* PROBLEM DETAILS *
For each line below that holds "this", return the line as it stands.

===

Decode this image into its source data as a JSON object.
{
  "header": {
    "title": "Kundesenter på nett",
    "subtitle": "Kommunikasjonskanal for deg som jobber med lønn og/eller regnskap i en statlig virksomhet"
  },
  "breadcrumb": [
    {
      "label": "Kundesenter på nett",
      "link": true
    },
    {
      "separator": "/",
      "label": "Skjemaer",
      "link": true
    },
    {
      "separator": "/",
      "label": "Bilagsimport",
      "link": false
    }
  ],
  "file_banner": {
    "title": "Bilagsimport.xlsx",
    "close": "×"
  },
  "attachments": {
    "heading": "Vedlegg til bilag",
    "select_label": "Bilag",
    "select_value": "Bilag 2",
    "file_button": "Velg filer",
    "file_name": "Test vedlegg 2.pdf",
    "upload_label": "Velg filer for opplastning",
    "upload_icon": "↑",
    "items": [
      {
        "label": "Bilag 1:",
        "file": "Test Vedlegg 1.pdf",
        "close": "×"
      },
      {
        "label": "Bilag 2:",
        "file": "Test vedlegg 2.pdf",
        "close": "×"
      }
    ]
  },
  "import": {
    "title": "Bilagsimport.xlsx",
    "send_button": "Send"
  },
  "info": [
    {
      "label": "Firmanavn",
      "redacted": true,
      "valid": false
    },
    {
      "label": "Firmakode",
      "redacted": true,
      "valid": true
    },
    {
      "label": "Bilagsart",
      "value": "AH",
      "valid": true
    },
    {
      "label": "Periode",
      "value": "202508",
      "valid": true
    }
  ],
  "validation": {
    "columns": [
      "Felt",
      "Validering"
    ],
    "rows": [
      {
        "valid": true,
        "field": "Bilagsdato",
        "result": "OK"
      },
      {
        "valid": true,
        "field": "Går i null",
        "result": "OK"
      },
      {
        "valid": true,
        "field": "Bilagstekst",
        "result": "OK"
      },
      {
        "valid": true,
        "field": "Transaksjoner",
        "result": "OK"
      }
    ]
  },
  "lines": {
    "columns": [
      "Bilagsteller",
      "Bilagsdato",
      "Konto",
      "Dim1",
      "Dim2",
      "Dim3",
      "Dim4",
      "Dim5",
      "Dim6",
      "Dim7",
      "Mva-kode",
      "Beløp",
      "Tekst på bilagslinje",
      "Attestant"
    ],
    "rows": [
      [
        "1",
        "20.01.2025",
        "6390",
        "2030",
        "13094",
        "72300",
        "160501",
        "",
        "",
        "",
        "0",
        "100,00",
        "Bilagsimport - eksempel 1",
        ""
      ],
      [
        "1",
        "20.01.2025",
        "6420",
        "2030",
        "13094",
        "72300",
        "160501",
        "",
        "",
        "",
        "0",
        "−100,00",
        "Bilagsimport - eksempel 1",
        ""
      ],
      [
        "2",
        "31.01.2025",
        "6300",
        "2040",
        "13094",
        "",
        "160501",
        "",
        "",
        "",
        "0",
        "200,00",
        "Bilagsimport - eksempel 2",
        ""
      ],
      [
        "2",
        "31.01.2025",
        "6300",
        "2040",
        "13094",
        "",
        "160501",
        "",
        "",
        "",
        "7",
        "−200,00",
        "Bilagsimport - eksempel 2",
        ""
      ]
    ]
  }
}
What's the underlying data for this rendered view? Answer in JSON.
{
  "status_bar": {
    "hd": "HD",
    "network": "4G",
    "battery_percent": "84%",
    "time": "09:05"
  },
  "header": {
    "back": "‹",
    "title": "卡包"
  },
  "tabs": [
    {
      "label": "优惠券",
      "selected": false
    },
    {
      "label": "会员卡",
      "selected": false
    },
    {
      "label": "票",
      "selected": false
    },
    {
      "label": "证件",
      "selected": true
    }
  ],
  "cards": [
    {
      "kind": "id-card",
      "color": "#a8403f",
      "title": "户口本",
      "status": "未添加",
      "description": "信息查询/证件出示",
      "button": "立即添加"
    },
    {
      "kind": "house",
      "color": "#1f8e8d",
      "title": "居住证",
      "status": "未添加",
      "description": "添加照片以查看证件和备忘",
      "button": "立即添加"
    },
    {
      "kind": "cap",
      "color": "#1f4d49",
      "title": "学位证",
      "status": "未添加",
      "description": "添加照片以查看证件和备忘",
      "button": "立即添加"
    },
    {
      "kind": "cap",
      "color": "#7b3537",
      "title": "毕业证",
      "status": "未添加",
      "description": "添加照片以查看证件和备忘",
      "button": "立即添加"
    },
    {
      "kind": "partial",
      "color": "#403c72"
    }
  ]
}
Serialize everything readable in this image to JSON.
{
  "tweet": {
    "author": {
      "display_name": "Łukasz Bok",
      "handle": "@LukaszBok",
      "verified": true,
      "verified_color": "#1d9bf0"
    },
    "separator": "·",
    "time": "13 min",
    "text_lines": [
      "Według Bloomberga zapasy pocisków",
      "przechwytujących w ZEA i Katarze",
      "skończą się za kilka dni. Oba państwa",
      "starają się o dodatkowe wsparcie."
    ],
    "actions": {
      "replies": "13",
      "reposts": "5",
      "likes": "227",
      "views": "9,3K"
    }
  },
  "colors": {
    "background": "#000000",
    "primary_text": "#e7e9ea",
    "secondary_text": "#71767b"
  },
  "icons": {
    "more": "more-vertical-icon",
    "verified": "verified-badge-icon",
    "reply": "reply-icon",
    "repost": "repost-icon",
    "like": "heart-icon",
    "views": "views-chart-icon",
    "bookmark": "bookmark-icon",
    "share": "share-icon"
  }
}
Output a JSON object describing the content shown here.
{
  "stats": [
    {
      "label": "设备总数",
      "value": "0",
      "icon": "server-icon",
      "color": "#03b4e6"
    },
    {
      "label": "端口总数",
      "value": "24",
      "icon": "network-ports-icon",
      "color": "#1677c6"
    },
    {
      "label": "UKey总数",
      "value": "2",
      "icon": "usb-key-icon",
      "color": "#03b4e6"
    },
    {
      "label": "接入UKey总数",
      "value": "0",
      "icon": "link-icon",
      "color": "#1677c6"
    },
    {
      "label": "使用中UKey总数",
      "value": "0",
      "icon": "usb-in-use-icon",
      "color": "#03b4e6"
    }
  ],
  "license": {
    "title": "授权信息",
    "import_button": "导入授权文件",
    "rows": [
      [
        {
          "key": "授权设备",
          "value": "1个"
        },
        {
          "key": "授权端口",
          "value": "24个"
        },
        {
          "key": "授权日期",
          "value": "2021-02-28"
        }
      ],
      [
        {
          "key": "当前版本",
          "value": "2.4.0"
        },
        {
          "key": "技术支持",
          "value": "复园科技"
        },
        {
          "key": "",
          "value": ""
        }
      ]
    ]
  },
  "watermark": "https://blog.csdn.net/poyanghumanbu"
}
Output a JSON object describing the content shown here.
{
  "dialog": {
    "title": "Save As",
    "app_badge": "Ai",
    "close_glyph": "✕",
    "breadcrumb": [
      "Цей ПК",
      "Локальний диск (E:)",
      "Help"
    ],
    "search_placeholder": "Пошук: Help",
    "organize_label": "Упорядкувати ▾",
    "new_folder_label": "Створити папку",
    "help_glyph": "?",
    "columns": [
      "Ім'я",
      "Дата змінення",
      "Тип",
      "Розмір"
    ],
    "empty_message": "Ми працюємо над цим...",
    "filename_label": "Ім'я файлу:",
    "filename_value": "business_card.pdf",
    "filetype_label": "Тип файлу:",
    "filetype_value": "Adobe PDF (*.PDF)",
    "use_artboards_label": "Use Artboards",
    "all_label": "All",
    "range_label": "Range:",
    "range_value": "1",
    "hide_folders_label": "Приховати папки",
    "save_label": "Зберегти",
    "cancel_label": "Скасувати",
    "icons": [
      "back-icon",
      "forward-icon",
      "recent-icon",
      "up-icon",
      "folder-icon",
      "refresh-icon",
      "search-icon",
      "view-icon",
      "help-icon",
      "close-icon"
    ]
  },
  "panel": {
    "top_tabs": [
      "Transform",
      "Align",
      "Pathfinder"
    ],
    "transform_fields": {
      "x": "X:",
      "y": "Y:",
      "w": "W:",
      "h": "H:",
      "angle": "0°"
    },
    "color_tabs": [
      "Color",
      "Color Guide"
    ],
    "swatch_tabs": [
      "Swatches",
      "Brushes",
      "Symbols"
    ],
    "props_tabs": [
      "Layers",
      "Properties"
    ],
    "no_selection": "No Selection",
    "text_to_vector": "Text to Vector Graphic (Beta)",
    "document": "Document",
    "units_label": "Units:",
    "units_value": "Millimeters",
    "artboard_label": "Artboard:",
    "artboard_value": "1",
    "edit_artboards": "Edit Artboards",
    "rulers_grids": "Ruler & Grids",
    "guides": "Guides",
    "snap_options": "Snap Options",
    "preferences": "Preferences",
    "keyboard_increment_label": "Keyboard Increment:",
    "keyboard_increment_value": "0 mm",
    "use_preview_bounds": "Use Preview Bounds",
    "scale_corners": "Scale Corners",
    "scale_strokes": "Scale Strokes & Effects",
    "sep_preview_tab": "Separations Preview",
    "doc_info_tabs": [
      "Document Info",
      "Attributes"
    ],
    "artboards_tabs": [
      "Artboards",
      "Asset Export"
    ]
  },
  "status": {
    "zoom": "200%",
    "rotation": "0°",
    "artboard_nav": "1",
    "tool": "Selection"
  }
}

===

* REPLY TO THE TASK *
Decode this image into its source data as a JSON object.
What's the underlying data for this rendered view? Answer in JSON.
Serialize everything readable in this image to JSON.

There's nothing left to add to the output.